Public transportation. In Latin America it's easy and inexpensive to hop on a bus or grab a taxi to take you across town or across the country. That's how most of the population gets from place to place. That's not the case in most of the U.S., where a vehicle is practically a requirement. Happily we did try Uber on our recent visit to Omaha and had a good experience with that.
There are lots of (enforced) laws in the U.S. For good or bad, in the U.S. you'll find zoning ordinances, noise ordinances, laws about seat belt usage... You have to carry a bag and pick up after your dog when you're out an about in public places. Jaywalking is against the law. So is raw, unpasteurized milk. You can't drink a beer on the street corner. And on and on...
In Latin America there aren't nearly as many rules... and that's for good and bad, too, of course. Trash on the streets, graffiti on the walls... no one thinks these are good things. But nothing much are done about them.
We've been criticized for not writing about the incessantly barking dogs, the parties that loudly rage until the wee hours, the holes in (and dog poop on) the sidewalks in Latin America.
But to be honest, we don't really notice these things much any more. We watch where we walk and we have a sound machine we crank up when we go to bed at night that drowns out the outside world. You learn to shrug it off and adapt.
Here's one U.S. law we're in favor of, though, that we wish would be adopted in Latin America:
In the U.S. pedestrians have the right of way. We don't have much problem with dodging cars while we are out walking in the little town where we live in Ecuador (there's just not that much traffic). But in any sizeable city in Latin America (or Asia, for that matter) pedestrians need to be hyper-vigilant when crossing streets or when sauntering across a parking lot. U.S., Canadian and European citizens are, for the most part, well-mannered drivers. Latin Americans.... well, not so much.
There's more. There are many more small differences you'll notice when you've been away for awhile and you go "back home." In the States, there's a Walgreens on every corner and a gun in every closet. Here in Latin America, we have a mom-and-pop tienda on every block and a machete (used for gardening) in every closet.
You will, though, see armed guards stationed in front of some businesses here, especially in the cities. (As a local once told us, "In the States, you push a button or make a phone call to summon the armed police. Here, we just bypass that step.")
It often takes us off guard when newcomers to Ecuador point out the differences we now take for granted. Street dogs. Bars on the windows.
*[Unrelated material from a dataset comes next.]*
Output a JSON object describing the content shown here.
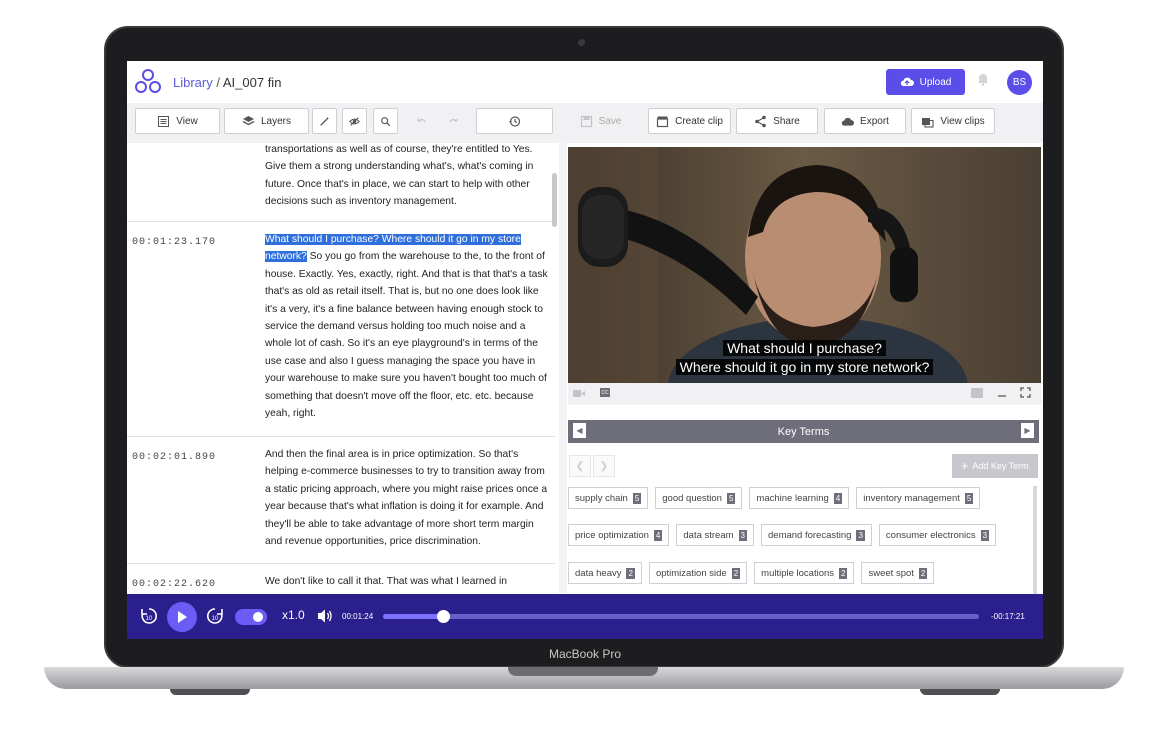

Women openly breastfeeding in the park or while walking down the street... and not with a discreet blanket thrown over the baby. Flowers that bloom year-round. The menu del dia (a home-cooked meal that comes with a starter of chips or nuts followed by soup, and then meat, salad and potatoes and/or rice, dessert and freshly squeezed juice) for just $2.50 per person. Getting into see the doctor the same day you call... Or walking into a lab and requesting your own lab work, without a doctor's order...
To us, these things are now our "normal." And we wouldn't trade them for anything.
There are also many similarities, of course. People are the same everywhere. Those friendly people we met in the States... well, we have friendly people here, too. People who genuinely want to help you. People who love their families and are kind to their neighbors... who will join you for a $2 latte or mochaccino at the local coffee shop where you can sit on the terrace in the sunshine. Or invite you to one of those all-night parties with the blaring music.
Life is different here and life is the same. But most of all, life is good. And that's what we're really after, right?